-- Opening Marker --

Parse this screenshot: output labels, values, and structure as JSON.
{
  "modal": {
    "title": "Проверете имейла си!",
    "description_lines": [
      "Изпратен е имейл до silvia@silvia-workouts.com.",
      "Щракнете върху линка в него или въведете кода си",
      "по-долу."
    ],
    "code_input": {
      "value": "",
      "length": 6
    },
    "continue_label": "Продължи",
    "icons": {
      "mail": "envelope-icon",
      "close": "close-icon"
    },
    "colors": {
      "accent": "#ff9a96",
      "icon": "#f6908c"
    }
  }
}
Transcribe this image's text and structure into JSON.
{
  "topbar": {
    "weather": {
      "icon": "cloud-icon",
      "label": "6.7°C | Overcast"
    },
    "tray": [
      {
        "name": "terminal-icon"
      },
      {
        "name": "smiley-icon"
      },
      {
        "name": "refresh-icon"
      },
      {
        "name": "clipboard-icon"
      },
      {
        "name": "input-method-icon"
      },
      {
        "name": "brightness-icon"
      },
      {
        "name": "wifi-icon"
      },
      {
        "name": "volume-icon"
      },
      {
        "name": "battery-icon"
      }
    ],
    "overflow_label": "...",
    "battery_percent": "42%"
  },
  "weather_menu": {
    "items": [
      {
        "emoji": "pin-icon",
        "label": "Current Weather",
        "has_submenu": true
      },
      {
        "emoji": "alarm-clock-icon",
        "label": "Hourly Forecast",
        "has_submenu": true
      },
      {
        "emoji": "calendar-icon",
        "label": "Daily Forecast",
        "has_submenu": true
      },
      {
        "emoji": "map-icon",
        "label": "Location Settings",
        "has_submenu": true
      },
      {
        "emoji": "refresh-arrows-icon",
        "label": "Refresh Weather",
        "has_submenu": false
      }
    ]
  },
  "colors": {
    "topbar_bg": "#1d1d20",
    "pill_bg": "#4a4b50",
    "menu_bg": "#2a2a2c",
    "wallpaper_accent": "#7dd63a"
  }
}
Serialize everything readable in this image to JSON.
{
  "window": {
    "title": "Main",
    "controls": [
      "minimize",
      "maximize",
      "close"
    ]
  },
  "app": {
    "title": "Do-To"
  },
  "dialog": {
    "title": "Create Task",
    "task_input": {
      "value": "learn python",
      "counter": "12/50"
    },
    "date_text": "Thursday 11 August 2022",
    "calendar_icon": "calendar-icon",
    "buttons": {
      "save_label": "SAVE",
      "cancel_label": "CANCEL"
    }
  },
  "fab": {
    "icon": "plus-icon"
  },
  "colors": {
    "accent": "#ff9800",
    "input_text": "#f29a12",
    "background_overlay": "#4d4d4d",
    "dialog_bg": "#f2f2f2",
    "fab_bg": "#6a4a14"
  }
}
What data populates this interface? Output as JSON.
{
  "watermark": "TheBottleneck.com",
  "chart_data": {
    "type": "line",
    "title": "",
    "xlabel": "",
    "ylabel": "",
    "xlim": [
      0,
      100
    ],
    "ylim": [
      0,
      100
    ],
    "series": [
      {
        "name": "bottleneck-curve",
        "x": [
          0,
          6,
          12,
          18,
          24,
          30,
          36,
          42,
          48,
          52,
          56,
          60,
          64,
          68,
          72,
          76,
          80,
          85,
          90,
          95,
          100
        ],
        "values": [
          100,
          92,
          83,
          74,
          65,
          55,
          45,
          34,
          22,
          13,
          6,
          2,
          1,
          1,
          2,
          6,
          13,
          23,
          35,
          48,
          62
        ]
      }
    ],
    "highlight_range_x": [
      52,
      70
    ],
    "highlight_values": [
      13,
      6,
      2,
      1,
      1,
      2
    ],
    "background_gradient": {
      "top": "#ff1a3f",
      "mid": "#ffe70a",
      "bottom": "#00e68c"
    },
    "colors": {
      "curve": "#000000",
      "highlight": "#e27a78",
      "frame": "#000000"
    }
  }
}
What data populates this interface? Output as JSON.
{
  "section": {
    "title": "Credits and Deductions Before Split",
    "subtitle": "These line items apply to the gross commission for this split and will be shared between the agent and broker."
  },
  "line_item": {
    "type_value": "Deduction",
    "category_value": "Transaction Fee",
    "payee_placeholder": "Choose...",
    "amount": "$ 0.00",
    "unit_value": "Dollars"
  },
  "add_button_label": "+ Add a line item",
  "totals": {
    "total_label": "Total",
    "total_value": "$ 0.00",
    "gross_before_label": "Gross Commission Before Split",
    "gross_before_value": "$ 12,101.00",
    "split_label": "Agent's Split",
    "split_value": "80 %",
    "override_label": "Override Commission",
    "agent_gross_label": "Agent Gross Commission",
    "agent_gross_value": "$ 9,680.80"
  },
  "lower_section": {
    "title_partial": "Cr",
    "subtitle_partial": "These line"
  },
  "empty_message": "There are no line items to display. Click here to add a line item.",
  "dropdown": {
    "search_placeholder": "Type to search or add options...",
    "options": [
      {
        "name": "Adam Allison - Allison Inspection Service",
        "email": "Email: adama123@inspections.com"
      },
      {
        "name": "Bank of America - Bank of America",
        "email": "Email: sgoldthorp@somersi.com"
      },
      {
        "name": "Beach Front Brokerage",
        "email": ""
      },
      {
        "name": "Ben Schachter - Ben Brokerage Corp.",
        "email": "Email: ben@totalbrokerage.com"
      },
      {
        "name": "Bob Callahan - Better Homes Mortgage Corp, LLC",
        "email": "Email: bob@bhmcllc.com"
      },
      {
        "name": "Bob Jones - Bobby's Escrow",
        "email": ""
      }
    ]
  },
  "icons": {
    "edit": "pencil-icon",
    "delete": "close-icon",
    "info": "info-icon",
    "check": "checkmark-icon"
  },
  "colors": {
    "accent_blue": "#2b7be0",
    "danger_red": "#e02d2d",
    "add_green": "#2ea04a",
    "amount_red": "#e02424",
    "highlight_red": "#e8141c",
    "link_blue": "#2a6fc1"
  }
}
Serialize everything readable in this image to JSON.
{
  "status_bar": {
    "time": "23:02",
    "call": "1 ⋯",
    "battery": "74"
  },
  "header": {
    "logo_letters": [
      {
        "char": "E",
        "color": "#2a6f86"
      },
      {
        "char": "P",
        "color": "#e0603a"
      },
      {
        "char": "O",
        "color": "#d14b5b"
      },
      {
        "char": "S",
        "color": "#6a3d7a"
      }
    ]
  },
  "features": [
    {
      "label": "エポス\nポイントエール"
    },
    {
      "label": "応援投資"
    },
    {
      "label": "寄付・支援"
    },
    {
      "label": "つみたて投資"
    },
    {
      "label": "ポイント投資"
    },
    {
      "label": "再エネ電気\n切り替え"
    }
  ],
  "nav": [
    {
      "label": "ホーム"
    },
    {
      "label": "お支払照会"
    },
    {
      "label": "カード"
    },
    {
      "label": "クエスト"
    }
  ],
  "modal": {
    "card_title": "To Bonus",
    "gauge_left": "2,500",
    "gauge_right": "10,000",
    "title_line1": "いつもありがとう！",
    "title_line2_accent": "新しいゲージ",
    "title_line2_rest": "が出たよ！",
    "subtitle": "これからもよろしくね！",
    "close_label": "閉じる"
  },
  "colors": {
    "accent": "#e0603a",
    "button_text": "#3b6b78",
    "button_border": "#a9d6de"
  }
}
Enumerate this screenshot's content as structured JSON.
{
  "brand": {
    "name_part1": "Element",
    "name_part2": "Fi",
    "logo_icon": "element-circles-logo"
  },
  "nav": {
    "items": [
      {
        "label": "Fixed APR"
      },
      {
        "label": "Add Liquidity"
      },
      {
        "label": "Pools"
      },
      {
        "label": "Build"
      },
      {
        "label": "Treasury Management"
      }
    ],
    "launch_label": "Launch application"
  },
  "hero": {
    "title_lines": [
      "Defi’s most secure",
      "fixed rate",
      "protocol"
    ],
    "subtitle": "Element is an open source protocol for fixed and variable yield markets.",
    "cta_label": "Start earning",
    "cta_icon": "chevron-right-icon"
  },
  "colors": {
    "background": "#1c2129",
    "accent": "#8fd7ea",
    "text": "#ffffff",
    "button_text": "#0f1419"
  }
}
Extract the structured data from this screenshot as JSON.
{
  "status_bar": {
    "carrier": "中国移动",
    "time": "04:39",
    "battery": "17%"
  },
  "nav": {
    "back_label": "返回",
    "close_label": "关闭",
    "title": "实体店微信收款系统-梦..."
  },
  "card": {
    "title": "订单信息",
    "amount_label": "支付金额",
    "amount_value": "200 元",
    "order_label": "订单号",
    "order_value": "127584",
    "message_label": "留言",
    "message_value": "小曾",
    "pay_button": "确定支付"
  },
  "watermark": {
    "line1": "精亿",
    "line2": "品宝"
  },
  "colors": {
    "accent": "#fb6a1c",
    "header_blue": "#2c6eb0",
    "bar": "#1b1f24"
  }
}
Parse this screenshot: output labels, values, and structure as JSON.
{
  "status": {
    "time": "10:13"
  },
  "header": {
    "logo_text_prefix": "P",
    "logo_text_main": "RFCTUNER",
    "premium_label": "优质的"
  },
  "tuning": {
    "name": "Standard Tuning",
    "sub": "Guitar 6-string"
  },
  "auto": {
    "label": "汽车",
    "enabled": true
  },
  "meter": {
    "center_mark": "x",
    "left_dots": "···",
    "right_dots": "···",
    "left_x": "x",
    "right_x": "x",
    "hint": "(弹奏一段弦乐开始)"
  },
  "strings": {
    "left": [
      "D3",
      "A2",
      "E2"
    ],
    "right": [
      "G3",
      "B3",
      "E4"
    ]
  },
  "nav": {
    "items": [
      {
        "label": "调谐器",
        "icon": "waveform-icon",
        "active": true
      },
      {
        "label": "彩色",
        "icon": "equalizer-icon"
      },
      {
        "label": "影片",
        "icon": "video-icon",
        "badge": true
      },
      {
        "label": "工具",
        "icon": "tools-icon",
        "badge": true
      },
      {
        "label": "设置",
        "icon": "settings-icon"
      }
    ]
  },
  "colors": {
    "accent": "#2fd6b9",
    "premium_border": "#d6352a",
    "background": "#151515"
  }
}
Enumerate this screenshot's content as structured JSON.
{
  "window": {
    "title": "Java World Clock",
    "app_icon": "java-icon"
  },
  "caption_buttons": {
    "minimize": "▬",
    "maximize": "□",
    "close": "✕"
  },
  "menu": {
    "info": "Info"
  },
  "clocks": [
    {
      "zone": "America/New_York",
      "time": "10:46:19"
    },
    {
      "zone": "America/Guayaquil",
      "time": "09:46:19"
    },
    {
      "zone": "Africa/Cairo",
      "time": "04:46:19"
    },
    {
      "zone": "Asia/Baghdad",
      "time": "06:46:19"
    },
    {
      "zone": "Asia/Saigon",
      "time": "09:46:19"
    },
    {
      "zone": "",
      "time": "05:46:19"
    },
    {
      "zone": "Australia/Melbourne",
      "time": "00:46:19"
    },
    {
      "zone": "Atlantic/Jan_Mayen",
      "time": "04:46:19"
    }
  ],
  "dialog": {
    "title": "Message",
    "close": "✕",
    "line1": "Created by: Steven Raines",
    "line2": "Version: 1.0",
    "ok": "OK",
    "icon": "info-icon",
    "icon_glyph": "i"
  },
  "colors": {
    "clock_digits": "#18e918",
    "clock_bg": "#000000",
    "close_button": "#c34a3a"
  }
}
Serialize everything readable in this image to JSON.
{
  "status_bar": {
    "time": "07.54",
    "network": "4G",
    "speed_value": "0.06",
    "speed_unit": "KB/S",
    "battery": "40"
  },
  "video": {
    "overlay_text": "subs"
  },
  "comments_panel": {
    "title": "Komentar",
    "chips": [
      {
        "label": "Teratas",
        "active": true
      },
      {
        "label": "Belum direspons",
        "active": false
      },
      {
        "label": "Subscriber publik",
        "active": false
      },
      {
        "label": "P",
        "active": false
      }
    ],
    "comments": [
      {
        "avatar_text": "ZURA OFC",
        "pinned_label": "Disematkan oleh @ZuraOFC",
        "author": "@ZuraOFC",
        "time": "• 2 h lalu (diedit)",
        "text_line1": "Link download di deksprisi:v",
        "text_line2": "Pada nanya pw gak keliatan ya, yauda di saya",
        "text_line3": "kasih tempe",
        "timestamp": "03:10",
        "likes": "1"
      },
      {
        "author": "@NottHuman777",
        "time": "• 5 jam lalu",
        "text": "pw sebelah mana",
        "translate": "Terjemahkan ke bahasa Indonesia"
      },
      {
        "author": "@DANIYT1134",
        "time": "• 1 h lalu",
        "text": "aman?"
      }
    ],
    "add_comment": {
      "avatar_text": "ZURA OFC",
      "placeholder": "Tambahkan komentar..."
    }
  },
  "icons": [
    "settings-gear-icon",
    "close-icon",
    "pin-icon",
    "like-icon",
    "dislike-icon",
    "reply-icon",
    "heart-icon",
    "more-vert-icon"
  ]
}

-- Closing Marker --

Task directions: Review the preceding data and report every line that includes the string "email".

Result below:
        "email": "Email: adama123@inspections.com"
        "email": "Email: sgoldthorp@somersi.com"
        "email": ""
        "email": "Email: ben@totalbrokerage.com"
        "email": "Email: bob@bhmcllc.com"
        "email": ""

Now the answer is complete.